**PROBLEM:**
An exact copy of every entry is needed here; the images stay out.

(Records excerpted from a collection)
● ● ●
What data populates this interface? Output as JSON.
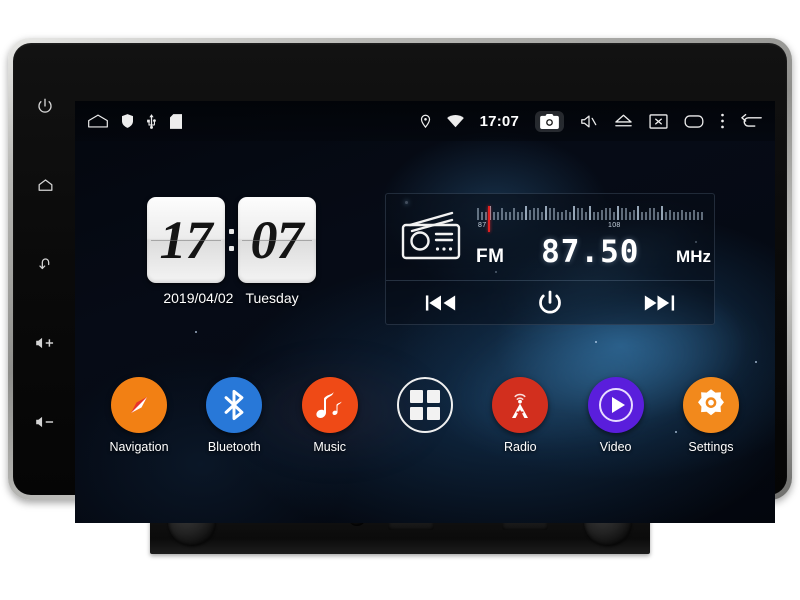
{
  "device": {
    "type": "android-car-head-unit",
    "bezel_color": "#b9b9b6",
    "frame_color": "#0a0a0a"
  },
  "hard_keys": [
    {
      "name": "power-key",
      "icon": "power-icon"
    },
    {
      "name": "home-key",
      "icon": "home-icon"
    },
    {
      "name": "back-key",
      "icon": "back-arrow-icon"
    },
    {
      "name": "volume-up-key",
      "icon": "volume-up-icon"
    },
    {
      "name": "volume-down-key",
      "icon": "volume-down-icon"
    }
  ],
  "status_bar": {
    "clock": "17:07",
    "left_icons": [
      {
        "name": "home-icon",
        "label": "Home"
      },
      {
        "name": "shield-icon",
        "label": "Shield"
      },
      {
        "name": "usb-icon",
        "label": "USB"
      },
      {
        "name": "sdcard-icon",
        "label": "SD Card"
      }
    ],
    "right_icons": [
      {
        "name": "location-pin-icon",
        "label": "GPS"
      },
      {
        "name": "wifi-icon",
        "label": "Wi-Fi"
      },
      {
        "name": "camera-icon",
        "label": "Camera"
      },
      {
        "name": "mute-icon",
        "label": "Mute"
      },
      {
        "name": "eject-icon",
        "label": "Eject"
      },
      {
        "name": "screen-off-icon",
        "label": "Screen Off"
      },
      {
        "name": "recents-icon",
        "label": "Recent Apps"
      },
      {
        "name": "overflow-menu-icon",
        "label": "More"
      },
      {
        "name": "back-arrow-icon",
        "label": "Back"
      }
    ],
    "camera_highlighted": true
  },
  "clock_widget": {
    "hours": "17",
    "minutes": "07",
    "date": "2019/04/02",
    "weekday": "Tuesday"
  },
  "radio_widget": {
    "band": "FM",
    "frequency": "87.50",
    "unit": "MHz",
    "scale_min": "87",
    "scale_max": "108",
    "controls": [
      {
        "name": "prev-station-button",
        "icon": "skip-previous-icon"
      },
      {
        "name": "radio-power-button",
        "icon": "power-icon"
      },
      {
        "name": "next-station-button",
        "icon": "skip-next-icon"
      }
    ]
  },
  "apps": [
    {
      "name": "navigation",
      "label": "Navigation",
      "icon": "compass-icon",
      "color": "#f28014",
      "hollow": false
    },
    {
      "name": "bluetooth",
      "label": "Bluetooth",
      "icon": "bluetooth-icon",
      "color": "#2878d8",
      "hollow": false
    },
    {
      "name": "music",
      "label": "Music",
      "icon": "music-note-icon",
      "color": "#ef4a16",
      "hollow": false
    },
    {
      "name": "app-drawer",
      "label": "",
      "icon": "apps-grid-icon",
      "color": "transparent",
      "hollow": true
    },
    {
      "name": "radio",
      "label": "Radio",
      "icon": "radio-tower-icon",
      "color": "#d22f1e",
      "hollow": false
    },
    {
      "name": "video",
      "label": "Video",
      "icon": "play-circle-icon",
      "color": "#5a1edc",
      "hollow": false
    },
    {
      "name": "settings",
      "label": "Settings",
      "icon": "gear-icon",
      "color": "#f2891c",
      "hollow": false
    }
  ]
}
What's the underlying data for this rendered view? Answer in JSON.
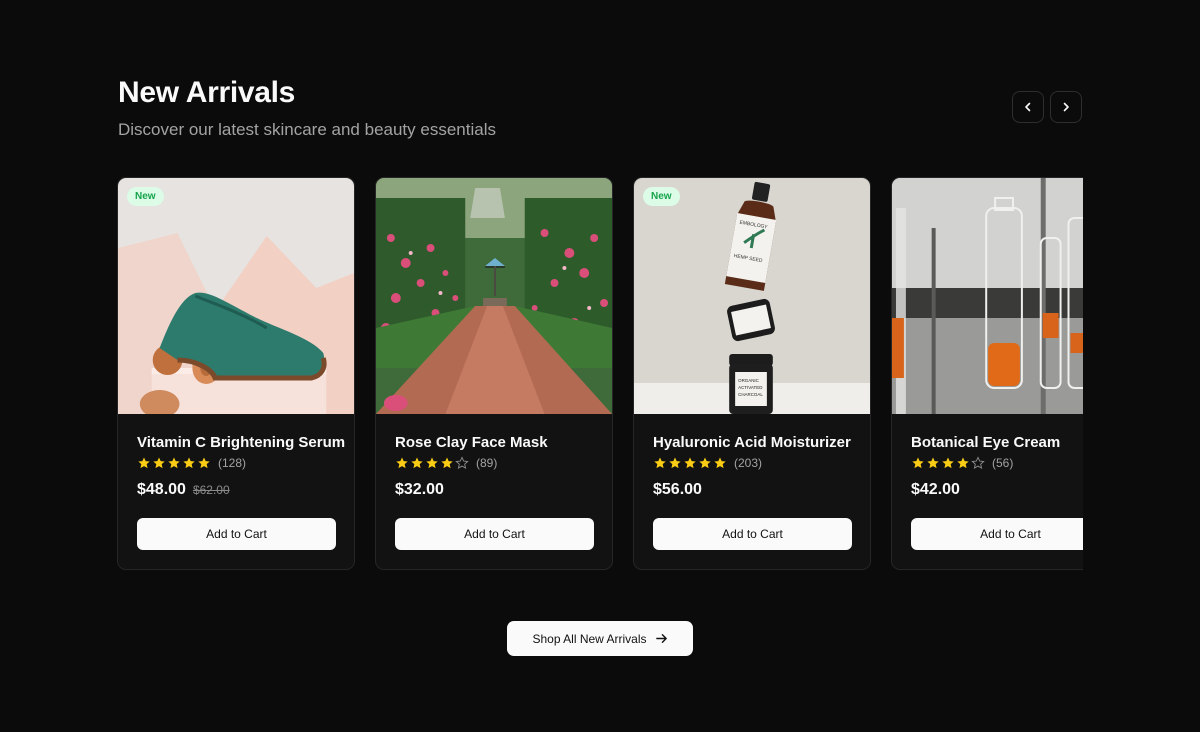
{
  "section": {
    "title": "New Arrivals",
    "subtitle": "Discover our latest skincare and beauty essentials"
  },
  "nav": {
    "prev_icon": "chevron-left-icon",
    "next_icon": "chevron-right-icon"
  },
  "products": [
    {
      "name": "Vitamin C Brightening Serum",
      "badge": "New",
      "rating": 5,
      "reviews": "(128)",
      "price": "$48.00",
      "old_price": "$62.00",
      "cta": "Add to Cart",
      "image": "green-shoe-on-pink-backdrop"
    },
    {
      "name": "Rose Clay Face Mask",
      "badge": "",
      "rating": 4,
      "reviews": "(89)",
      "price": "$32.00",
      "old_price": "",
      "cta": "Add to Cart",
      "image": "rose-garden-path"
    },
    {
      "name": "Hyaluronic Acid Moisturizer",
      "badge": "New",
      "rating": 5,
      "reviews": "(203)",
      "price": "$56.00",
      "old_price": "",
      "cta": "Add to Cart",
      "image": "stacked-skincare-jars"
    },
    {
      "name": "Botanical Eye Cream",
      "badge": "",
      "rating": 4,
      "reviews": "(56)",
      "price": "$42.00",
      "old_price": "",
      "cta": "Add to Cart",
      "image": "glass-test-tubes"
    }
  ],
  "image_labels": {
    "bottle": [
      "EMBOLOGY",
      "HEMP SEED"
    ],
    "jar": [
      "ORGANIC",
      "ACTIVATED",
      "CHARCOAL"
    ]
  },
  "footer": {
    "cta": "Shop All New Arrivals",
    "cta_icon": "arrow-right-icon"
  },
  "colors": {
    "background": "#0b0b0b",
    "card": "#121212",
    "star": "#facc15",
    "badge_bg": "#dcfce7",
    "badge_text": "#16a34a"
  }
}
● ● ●
**TASK ANSWER:**
What data populates this interface? Output as JSON.
{
  "device": {
    "type": "android-car-head-unit",
    "bezel_color": "#b9b9b6",
    "frame_color": "#0a0a0a"
  },
  "hard_keys": [
    {
      "name": "power-key",
      "icon": "power-icon"
    },
    {
      "name": "home-key",
      "icon": "home-icon"
    },
    {
      "name": "back-key",
      "icon": "back-arrow-icon"
    },
    {
      "name": "volume-up-key",
      "icon": "volume-up-icon"
    },
    {
      "name": "volume-down-key",
      "icon": "volume-down-icon"
    }
  ],
  "status_bar": {
    "clock": "17:07",
    "left_icons": [
      {
        "name": "home-icon",
        "label": "Home"
      },
      {
        "name": "shield-icon",
        "label": "Shield"
      },
      {
        "name": "usb-icon",
        "label": "USB"
      },
      {
        "name": "sdcard-icon",
        "label": "SD Card"
      }
    ],
    "right_icons": [
      {
        "name": "location-pin-icon",
        "label": "GPS"
      },
      {
        "name": "wifi-icon",
        "label": "Wi-Fi"
      },
      {
        "name": "camera-icon",
        "label": "Camera"
      },
      {
        "name": "mute-icon",
        "label": "Mute"
      },
      {
        "name": "eject-icon",
        "label": "Eject"
      },
      {
        "name": "screen-off-icon",
        "label": "Screen Off"
      },
      {
        "name": "recents-icon",
        "label": "Recent Apps"
      },
      {
        "name": "overflow-menu-icon",
        "label": "More"
      },
      {
        "name": "back-arrow-icon",
        "label": "Back"
      }
    ],
    "camera_highlighted": true
  },
  "clock_widget": {
    "hours": "17",
    "minutes": "07",
    "date": "2019/04/02",
    "weekday": "Tuesday"
  },
  "radio_widget": {
    "band": "FM",
    "frequency": "87.50",
    "unit": "MHz",
    "scale_min": "87",
    "scale_max": "108",
    "controls": [
      {
        "name": "prev-station-button",
        "icon": "skip-previous-icon"
      },
      {
        "name": "radio-power-button",
        "icon": "power-icon"
      },
      {
        "name": "next-station-button",
        "icon": "skip-next-icon"
      }
    ]
  },
  "apps": [
    {
      "name": "navigation",
      "label": "Navigation",
      "icon": "compass-icon",
      "color": "#f28014",
      "hollow": false
    },
    {
      "name": "bluetooth",
      "label": "Bluetooth",
      "icon": "bluetooth-icon",
      "color": "#2878d8",
      "hollow": false
    },
    {
      "name": "music",
      "label": "Music",
      "icon": "music-note-icon",
      "color": "#ef4a16",
      "hollow": false
    },
    {
      "name": "app-drawer",
      "label": "",
      "icon": "apps-grid-icon",
      "color": "transparent",
      "hollow": true
    },
    {
      "name": "radio",
      "label": "Radio",
      "icon": "radio-tower-icon",
      "color": "#d22f1e",
      "hollow": false
    },
    {
      "name": "video",
      "label": "Video",
      "icon": "play-circle-icon",
      "color": "#5a1edc",
      "hollow": false
    },
    {
      "name": "settings",
      "label": "Settings",
      "icon": "gear-icon",
      "color": "#f2891c",
      "hollow": false
    }
  ]
}
What's the underlying data for this rendered view? Answer in JSON.
{
  "section": {
    "title": "New Arrivals",
    "subtitle": "Discover our latest skincare and beauty essentials"
  },
  "nav": {
    "prev_icon": "chevron-left-icon",
    "next_icon": "chevron-right-icon"
  },
  "products": [
    {
      "name": "Vitamin C Brightening Serum",
      "badge": "New",
      "rating": 5,
      "reviews": "(128)",
      "price": "$48.00",
      "old_price": "$62.00",
      "cta": "Add to Cart",
      "image": "green-shoe-on-pink-backdrop"
    },
    {
      "name": "Rose Clay Face Mask",
      "badge": "",
      "rating": 4,
      "reviews": "(89)",
      "price": "$32.00",
      "old_price": "",
      "cta": "Add to Cart",
      "image": "rose-garden-path"
    },
    {
      "name": "Hyaluronic Acid Moisturizer",
      "badge": "New",
      "rating": 5,
      "reviews": "(203)",
      "price": "$56.00",
      "old_price": "",
      "cta": "Add to Cart",
      "image": "stacked-skincare-jars"
    },
    {
      "name": "Botanical Eye Cream",
      "badge": "",
      "rating": 4,
      "reviews": "(56)",
      "price": "$42.00",
      "old_price": "",
      "cta": "Add to Cart",
      "image": "glass-test-tubes"
    }
  ],
  "image_labels": {
    "bottle": [
      "EMBOLOGY",
      "HEMP SEED"
    ],
    "jar": [
      "ORGANIC",
      "ACTIVATED",
      "CHARCOAL"
    ]
  },
  "footer": {
    "cta": "Shop All New Arrivals",
    "cta_icon": "arrow-right-icon"
  },
  "colors": {
    "background": "#0b0b0b",
    "card": "#121212",
    "star": "#facc15",
    "badge_bg": "#dcfce7",
    "badge_text": "#16a34a"
  }
}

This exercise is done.